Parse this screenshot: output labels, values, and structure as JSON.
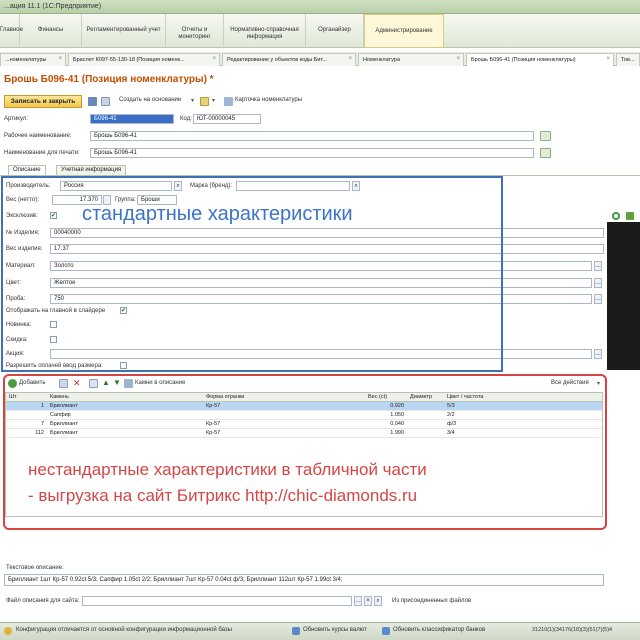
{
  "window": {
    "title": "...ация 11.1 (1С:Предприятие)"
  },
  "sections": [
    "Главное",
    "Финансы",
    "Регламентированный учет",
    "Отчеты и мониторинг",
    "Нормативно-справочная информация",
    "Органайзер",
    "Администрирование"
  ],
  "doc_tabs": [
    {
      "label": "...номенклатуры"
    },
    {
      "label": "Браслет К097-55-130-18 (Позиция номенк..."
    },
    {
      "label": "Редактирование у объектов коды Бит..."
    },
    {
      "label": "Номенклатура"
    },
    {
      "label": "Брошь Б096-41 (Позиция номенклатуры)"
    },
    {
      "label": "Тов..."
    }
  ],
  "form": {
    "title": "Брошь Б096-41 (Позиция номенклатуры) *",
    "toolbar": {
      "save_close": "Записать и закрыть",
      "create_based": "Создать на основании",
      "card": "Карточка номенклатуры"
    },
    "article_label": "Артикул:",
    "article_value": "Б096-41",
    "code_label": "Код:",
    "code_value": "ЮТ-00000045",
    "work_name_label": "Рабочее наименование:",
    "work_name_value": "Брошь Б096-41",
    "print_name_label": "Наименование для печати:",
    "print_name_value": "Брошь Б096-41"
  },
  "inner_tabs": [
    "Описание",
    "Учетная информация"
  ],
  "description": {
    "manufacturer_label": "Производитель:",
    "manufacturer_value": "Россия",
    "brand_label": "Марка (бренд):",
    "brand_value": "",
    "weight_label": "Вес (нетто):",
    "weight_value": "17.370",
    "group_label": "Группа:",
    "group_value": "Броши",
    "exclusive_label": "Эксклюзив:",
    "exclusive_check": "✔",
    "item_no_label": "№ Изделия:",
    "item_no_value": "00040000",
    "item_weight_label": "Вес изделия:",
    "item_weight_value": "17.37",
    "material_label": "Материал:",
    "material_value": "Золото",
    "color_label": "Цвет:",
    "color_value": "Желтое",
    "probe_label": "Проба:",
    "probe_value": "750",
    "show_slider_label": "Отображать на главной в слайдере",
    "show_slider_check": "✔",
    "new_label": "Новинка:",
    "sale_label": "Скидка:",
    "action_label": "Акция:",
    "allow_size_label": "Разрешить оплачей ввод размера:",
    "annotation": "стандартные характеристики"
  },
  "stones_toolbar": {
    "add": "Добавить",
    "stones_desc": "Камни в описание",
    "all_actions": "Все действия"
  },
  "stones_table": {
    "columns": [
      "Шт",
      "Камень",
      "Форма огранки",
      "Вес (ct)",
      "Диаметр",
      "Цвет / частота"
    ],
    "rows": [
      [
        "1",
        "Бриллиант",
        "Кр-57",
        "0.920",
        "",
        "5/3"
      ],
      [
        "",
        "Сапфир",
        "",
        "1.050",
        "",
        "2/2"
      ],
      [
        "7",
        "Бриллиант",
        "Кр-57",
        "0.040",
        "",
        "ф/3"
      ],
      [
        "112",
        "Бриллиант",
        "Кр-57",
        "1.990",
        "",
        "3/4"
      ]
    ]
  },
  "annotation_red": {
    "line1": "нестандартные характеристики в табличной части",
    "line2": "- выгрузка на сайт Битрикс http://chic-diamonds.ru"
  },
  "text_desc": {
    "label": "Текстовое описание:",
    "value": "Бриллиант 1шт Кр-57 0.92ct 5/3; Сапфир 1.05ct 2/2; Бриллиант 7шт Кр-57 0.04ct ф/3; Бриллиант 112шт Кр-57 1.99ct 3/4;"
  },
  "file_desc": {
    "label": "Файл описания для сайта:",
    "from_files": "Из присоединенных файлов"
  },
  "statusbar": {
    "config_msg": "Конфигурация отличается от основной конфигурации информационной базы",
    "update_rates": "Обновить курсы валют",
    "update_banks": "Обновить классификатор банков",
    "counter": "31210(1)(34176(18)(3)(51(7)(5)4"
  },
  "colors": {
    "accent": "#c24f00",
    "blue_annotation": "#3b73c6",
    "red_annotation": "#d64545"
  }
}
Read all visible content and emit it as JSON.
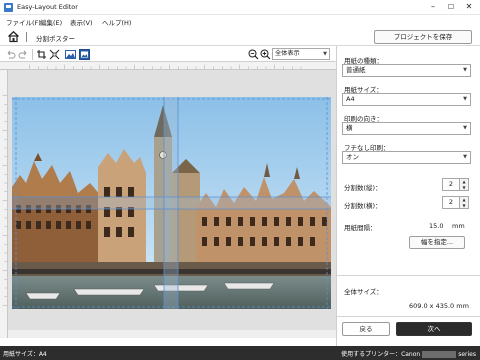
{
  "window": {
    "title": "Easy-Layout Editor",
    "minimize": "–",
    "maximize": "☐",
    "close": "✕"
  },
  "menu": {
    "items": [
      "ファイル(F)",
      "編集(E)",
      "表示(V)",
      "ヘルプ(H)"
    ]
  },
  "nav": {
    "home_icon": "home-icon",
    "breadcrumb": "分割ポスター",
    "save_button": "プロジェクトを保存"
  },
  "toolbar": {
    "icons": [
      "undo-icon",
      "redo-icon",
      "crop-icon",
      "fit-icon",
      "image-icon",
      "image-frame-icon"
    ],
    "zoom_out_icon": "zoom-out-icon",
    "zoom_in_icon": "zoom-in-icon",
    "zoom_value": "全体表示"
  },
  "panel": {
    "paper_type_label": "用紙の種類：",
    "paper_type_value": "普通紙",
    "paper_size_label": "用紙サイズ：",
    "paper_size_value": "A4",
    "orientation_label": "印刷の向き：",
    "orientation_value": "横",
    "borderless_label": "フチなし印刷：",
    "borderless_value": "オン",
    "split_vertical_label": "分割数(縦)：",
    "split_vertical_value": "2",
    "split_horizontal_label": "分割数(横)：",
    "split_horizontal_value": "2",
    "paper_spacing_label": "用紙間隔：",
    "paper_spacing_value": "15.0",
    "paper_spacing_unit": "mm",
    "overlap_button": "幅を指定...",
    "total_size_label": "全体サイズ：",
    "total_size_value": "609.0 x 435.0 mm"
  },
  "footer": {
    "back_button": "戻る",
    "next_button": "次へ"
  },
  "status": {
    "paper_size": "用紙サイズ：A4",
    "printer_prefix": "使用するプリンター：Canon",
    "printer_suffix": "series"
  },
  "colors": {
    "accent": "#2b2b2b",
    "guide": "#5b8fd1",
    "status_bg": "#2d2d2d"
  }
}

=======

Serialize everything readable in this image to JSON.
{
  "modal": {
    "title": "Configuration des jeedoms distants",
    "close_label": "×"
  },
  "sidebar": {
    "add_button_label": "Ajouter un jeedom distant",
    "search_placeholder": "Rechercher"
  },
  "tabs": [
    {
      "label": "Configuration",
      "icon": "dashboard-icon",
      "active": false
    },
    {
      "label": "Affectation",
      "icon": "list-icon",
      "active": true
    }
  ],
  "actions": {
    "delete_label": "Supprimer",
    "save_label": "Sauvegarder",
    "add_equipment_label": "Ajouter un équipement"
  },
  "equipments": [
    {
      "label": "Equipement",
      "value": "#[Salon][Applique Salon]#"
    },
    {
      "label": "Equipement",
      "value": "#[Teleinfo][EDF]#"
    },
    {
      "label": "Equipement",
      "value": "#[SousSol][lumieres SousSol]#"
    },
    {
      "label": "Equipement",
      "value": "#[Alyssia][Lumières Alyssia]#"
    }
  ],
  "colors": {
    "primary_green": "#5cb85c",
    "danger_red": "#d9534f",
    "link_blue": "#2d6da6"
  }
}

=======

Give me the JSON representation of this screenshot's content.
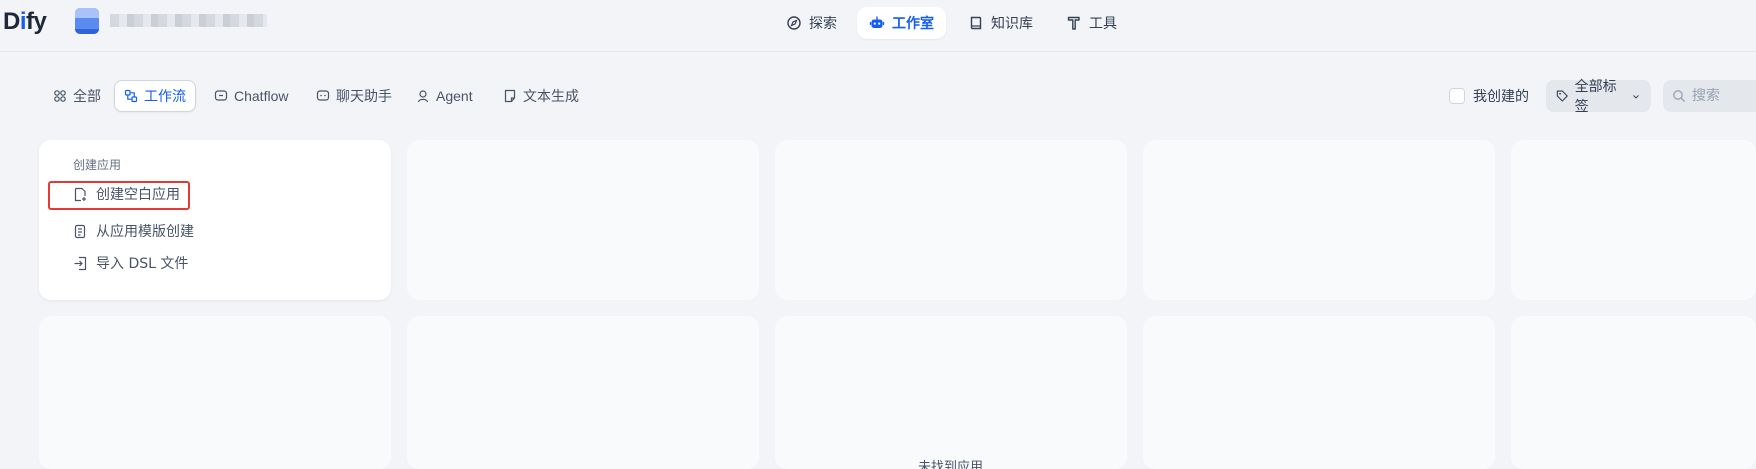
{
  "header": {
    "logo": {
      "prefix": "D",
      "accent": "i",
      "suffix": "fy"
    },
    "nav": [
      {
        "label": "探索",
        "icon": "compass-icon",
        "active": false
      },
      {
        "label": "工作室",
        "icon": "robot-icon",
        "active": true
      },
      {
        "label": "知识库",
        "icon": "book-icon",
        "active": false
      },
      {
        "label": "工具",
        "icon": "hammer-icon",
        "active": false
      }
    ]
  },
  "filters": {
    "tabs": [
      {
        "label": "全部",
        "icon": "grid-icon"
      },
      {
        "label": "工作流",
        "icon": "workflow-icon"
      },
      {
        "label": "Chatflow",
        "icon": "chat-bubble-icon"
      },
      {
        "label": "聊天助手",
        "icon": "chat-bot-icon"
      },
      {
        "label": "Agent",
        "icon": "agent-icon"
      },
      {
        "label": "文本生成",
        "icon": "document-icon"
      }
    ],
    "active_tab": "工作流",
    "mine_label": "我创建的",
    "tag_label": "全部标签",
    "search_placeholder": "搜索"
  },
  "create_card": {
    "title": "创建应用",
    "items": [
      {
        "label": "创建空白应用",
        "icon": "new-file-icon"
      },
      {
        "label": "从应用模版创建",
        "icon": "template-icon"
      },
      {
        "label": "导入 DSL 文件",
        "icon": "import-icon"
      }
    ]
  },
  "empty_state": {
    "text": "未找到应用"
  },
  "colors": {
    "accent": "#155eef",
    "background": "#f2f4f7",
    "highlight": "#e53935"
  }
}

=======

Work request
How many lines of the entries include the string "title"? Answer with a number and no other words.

Result of this task
5